“For me, the type of charity I wanted to start required me to be hands-on and to be travelling a lot so it made sense for me to get the ball rolling while I was still relatively young and before I’ve fully settled down.
“I also don’t think people should look at this as an either-or decision. I’m putting a significant portion of my earnings into the CSOP, but not so much that it prevents me from doing my fair share of saving, investing, and retirement planning. I look forward to the day that I’ve become so rich that I can afford to put huge sums of money into other charities I’d like to start and/or support, but I’m also glad that I’m able to help some people on a smaller scale with CSOP in the mean time.”
What does the future hold for CSOP?
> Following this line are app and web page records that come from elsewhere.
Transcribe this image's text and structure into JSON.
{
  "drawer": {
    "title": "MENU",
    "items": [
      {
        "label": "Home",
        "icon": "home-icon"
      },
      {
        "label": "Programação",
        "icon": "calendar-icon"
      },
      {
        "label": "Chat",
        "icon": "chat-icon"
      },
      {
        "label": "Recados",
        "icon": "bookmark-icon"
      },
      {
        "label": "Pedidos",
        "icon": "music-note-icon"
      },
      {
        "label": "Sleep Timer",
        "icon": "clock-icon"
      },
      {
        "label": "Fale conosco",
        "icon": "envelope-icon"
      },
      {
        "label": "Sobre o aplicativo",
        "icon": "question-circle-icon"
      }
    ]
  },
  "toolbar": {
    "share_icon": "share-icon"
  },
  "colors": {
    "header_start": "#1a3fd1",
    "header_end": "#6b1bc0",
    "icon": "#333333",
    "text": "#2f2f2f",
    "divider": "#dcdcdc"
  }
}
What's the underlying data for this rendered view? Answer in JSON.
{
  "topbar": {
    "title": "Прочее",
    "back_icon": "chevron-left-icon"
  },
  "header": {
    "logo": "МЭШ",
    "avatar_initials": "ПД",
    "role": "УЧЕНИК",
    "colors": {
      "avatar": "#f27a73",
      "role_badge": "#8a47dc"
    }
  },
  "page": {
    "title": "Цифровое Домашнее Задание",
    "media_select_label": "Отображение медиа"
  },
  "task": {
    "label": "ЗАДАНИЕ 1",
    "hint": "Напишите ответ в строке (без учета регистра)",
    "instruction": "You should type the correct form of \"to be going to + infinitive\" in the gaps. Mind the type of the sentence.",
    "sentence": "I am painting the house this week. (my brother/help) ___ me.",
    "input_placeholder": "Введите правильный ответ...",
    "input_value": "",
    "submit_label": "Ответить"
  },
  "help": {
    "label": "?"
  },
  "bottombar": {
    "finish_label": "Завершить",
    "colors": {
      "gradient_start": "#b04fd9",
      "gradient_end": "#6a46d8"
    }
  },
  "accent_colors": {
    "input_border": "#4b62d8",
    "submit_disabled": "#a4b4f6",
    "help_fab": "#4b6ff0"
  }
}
“I want to continue to grow our events as I seek out more worthy charitable initiatives to support and am starting to look toward effective giving. I look forward to adding a couple more stops to our annual tour and already have been in talks with two properties I think would do a great job of hosting out events. I can’t wait to find a marketing wizard with a true passion for charity who wants to see this thing grow as much as I do. Most of all I truly hope that, as we continue to grow, we don’t lose the amazing vibe we have amongst the players and celebrities who show up. I can honestly say that some of the best times I’ve ever had and by far the most fun I ever have playing poker is at our events, and I have proudly listened to recreational players tell me the same. There was a point during the last CSOP event at Seminole Hard Rock in Hollywood, FL — our first event to draw over 200 entries — that I tweeted out my honest thought: The CSOP has officially taken on a life of its own. At that moment I felt like the CSOP was no longer something I was struggling to pull together and figure out how to run and that it had become far bigger than myself. I may be the ‘face’ of the CSOP, but I say, “we” when I speak about the organization not only because of the team of people helping me behind the scenes, but all of the players and celebrities who have come out, supported, and made this thing into what it is.”